* _Exercise description_:
Only a number is wanted here: how many lines in the entries below contain the word "Root".

Stored data entries:

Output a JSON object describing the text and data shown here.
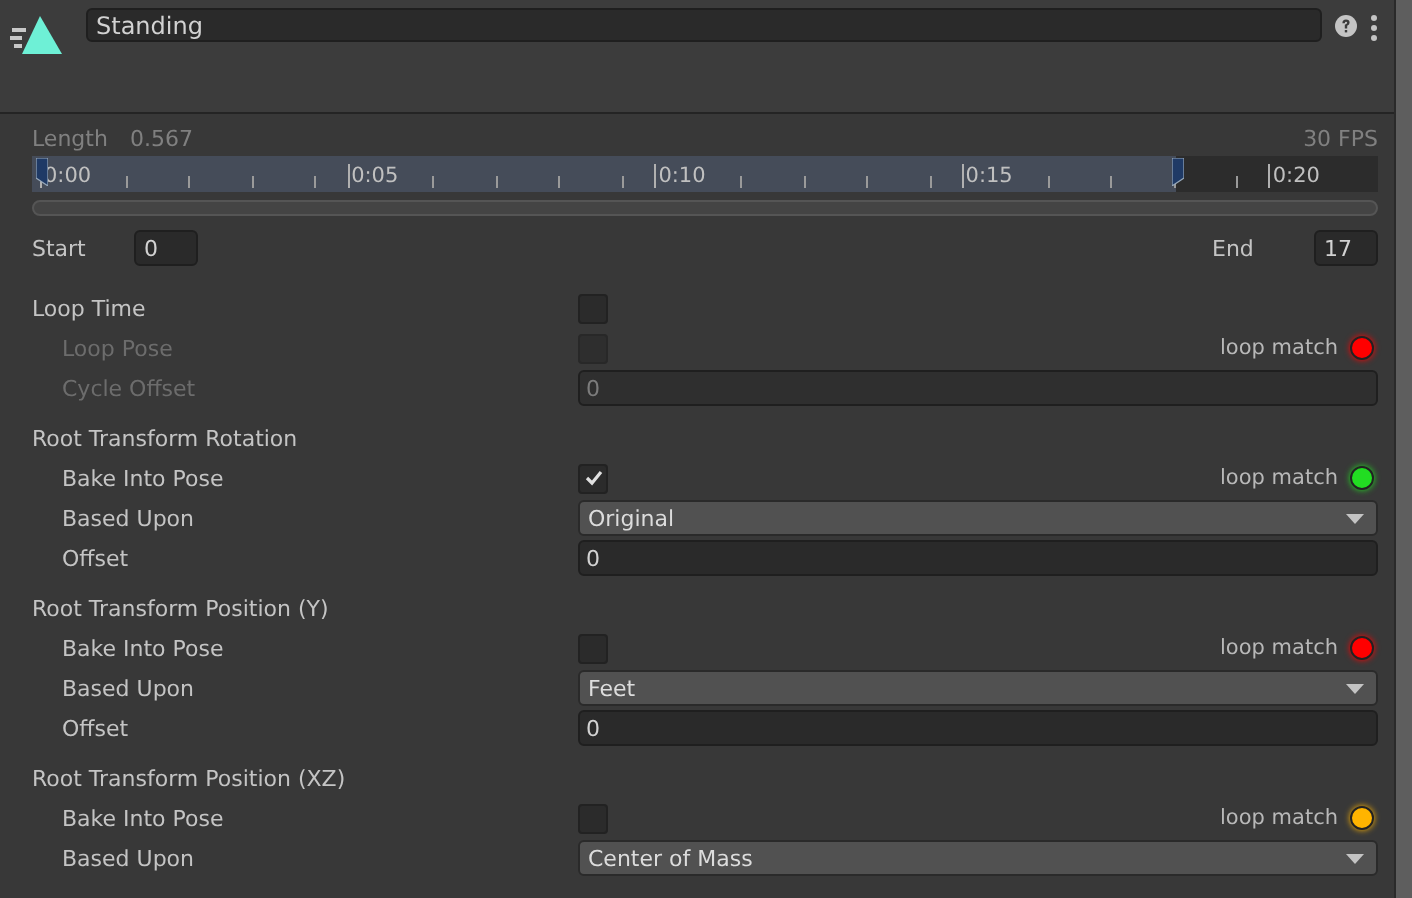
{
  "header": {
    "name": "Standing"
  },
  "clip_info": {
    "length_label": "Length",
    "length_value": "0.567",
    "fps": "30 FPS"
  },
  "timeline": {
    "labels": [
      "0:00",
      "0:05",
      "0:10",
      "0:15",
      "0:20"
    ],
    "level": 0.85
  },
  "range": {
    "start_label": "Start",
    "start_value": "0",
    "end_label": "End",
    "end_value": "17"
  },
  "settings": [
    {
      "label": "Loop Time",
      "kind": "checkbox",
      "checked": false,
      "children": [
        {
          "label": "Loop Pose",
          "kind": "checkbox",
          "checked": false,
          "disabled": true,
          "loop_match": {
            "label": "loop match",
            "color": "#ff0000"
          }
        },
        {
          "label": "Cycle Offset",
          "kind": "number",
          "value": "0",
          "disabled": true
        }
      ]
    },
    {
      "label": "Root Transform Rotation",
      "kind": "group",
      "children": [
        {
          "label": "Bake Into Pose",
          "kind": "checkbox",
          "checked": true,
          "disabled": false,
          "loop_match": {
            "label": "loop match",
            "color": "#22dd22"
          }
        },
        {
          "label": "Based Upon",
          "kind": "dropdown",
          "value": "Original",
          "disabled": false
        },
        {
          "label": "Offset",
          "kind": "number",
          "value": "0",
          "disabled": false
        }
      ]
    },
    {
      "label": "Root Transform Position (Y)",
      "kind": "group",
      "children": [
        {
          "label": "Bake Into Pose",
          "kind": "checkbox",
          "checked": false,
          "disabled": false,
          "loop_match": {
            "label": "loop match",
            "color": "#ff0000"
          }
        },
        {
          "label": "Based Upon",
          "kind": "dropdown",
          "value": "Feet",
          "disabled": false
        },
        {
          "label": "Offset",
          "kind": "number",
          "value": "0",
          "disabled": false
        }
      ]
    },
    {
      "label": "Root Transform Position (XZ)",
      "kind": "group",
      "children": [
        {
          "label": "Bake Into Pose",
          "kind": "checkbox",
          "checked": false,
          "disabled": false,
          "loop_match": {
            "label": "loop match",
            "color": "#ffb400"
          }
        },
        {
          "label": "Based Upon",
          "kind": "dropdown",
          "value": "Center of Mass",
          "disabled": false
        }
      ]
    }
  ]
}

* _Answer box_:
3